So, as you can tell by the somewhat rambling response, there is no right or wrong answer.

Things to consider:

  • Are you the type of person that likes education?

  • What is your financial situation like?

  • Are you ready to jump into the work force, or will a couple of years at university or college be good for you?

  • What are the options of flight schools, colleges or Universities near where you live?

The main thing to know though is that getting a degree from a particular school will not guarantee you a job at an airline or let you skip the generally low paying, not glamorous first few years of flying.


janetsawari said...

Hie im Janet....i am still in high school, having my final senior year and i've always wanted to be a pilot, im studying maths(science), Physics, computing and english language...are these the right subjects to take and are they all relevant??..honestly i just need some help, guidance, advice, ANYTHING! or ANYONES! advice on piloting, because now im not so sure.

fasina fikayo said...

Hi am mary and since i was four years old i have always wanted to be a pilot but am in my junior year and i don't know the subjects i need please could you help me

James said...

Each program has different requirements for course prerequisites to take. These can be found on the specific program's websites.

Some courses will require certain math and science courses to have been completed in High School. For example, when I went to Seneca (15 years ago now) they required grade 12 physics, which I had not taken. I had to take that in night school.

Each course will have different requirements - most clearly outline them on their website in admissions information. If you have questions, you should follow up with the school or program directly.

If you are outside of Canada, I'm afraid I can't help you - though I'm assuming most schools or programs would indicate what courses they require potential applicants to take.

Anonymous said...

Subjects required are normally calculus and physics 12. Unless of course you go the private flight school route, then its just 40k+ in expenses.

pig chan said...

Hi,i really want to become a pilot but this my friest yesr in Canada is it becoming a pilot had to be very good in grammer of english like writing

James said...


If English is not your first language, you are required to pass an English Exam and reach a certain competency.
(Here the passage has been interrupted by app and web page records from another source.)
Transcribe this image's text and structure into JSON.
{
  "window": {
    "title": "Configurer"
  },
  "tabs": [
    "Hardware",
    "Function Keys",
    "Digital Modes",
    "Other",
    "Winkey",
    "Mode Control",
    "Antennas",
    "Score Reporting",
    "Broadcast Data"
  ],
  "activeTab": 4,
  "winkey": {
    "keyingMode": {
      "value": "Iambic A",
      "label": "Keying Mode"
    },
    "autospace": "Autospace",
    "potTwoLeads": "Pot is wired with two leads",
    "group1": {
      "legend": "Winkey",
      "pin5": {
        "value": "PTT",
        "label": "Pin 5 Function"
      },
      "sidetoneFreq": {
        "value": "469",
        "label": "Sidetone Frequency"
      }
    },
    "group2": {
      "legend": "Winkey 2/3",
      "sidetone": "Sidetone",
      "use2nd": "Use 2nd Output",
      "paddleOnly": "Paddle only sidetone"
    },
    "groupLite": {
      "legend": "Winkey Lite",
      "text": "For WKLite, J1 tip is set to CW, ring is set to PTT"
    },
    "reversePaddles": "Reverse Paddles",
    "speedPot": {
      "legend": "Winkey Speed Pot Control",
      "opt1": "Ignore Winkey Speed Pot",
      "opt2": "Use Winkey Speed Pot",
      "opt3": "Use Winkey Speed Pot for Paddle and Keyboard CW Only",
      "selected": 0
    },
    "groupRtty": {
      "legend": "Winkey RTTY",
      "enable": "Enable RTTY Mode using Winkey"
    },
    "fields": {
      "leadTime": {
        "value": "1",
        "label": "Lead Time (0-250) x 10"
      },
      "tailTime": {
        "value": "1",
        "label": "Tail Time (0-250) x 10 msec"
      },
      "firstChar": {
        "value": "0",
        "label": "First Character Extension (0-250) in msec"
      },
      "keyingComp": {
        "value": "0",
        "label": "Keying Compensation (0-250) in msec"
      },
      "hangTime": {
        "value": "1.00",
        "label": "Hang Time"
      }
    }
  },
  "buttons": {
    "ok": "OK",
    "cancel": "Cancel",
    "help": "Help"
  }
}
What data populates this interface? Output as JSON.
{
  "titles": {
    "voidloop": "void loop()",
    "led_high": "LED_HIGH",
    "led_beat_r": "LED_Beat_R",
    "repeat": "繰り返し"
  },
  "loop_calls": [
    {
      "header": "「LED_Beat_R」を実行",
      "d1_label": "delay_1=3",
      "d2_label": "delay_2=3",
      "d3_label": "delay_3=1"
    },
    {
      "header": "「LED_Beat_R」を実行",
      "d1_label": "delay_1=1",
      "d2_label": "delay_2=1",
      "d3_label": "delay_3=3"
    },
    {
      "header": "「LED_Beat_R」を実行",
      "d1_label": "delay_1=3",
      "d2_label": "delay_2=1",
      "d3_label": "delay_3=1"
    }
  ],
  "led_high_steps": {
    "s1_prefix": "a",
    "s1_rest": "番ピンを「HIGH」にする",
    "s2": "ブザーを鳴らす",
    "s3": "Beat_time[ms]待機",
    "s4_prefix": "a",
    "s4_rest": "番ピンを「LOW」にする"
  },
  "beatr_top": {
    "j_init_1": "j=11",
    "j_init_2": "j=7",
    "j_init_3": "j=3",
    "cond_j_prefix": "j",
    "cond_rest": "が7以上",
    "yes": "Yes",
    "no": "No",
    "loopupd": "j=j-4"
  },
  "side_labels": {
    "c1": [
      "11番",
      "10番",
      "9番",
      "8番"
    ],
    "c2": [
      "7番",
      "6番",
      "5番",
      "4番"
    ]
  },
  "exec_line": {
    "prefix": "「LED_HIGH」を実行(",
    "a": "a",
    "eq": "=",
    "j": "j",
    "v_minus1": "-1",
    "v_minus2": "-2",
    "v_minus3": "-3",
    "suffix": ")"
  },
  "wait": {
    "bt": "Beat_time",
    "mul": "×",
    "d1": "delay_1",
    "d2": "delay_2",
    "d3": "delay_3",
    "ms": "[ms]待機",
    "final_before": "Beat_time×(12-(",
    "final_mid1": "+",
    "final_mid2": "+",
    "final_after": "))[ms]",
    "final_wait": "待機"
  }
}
The exam focuses on oral communication (speaking and listening) but in reality, to be a pilot in Canada you will need to be able to speak, understand, write and read english with a certain level of competency.

Best of luck!